2. Small false target at 42 inches (Distance) is fooling transmitter into reporting an invalid measurement. Note blue cursor confirming the transmitter mistakenly believes this is the correct echo.
3. Simply running an Echo Rejection routine would effectively eliminate the false target creating a very clean radar scene.
4. How would you know what to do at 8:00A if this happened momentarily at 2:00A? This automated Echo Capture (internal monitoring) offers the solution.
• One of the more interesting and effective of the new analysis tools is one called Tank Profiling. Similar to common Trend/Data log approaches that capture information like Level, Echo Strength and Loop Current data based on a time scale, this approach differs in some key areas:
1. Only Echo Strength and Echo Margin data are captured. This data is the most crucial is providing insight into configuring Gain adjustments like Turbulence and Foam.
Echo Strength, essentially amplitude, is the most common bit of information used by all radar personnel to assess the health of an application.
Echo Margin is a form of Signal-to-Noise ratio customized for use in level measurement. It not only calculates the difference of the key level reflection to noise (false targets), it also calculates their relative strength in relation to the current Threshold. In this way Echo Margin alerts users when a false target is getting close to breaking above the threshold thereby becoming a “valid” target that could be reported as an invalid Level value.
2. Maximum and Minimum values are captured and displayed for each interval in the cycle. If the Tank Profiling process finds no new data that exceed Max on the top or Min on the bottom, no changes are made to the stored information. However, if data in subsequent cycles exceed these values a new Max/Min point is placed on the graph. By taking these Max/Min values into account adjustments made to Echo Strength can avoid the pitfalls of too little Gain causing Echo Loss and/or too much Gain which could saturate/distort the reflection.
3. The capturing of information is based not on Time, but on Level measurement intervals (e.g. 1 inch) and Tank Cycles (full/empty) regardless the amount of time it takes. It is well known by radar personnel that optimizing configuration settings based on a single point in the vessel is far from optimal. It is far more effective to know WORST case conditions (regardless their position in the vessel) and configure appropriately. This approach can run for several cycles gathering information throughout many changes to the liquid surface conditions.
There are always a few key important takeaways in any Tank Profile information:
• Look for areas of poor Minimum Echo Strength values. In this example, ~118” of Level it is 10 which is dangerously close to a Loss of Echo. At that same point the Maximum Echo Strength is only 48 which allows plenty of head room for increasing the amplitude of the Echo by increasing a Gain parameter.
• Another key factor to look for (not shown in this example) is when the Echo Margin value decreases while Echo Strength remains high. Where the Echo Margin reaches its lowest value is a position at which to look for a false target. Running Echo Rejection (while liquid Level is above this point) will cancel the false target allowing Echo Margin to remain strong through this area.
On-board HELP text

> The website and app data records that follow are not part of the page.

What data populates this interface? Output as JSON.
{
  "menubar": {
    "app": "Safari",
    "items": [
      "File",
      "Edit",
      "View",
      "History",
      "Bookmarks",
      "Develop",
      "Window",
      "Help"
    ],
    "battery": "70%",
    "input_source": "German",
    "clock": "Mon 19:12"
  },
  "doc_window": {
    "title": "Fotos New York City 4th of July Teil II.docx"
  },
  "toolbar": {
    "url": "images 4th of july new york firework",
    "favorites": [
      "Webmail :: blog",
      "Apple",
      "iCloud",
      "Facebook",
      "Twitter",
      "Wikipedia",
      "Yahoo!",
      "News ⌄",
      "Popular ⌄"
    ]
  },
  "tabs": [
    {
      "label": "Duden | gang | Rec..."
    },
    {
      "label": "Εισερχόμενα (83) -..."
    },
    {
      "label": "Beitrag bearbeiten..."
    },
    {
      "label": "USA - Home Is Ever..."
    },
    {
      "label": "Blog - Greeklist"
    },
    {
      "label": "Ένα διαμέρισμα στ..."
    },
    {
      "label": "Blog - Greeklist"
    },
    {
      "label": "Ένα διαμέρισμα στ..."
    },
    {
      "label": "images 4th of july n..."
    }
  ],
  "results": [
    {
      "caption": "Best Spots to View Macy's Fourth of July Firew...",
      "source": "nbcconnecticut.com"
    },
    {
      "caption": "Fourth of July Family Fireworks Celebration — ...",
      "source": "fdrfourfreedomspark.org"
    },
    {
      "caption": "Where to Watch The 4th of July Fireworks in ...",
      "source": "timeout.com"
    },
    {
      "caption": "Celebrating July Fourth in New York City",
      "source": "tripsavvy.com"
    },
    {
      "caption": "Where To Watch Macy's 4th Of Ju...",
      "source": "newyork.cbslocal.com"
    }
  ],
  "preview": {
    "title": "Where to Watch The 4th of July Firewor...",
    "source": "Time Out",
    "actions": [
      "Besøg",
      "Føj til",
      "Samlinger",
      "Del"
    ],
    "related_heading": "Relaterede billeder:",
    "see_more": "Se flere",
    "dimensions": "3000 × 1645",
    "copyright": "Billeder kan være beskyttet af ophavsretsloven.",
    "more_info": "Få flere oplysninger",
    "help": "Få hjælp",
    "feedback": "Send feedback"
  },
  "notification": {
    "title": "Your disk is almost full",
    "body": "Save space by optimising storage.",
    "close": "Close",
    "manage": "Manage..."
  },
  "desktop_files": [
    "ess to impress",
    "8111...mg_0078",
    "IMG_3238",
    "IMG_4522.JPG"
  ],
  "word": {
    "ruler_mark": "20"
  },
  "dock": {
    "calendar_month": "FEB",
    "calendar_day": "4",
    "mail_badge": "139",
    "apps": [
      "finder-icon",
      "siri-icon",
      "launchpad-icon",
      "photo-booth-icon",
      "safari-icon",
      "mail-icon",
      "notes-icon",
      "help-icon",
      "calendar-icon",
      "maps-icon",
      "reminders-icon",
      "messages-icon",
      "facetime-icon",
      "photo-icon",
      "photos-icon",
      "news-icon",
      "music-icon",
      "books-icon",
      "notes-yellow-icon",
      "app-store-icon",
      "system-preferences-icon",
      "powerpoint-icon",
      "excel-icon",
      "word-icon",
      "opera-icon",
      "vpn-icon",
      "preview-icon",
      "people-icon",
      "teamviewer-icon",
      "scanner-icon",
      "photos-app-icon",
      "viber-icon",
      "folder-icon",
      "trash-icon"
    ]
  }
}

• How many times have you heard “Does anyone know where we put the Instruction Manual?” Often a few bits of simple information is all that is needed to yield needed insight into a configuration or troubleshooting issue. Now context sensitive HELP text can be found on the transmitter by holding down the ENTER key or in the DTM by a simple cursor “flyover”…burn the manual.
Non-contact Radar is one ofthe most effective level measurement technologies on the market today. There are tens of thousands of transmitters installed globally operating in an extremely wide range of applications. Magnetrol’s new R86 Radar transmitters employ all of the advanced features mentioned in the article. When configured properly it can be everyone’s go-to transmitter. Having said that, no transmitter ever made is totally trouble-free. But when problems occur, we should have the ability to diagnose them quickly and bring the device back on line as fast as possible. That day is here.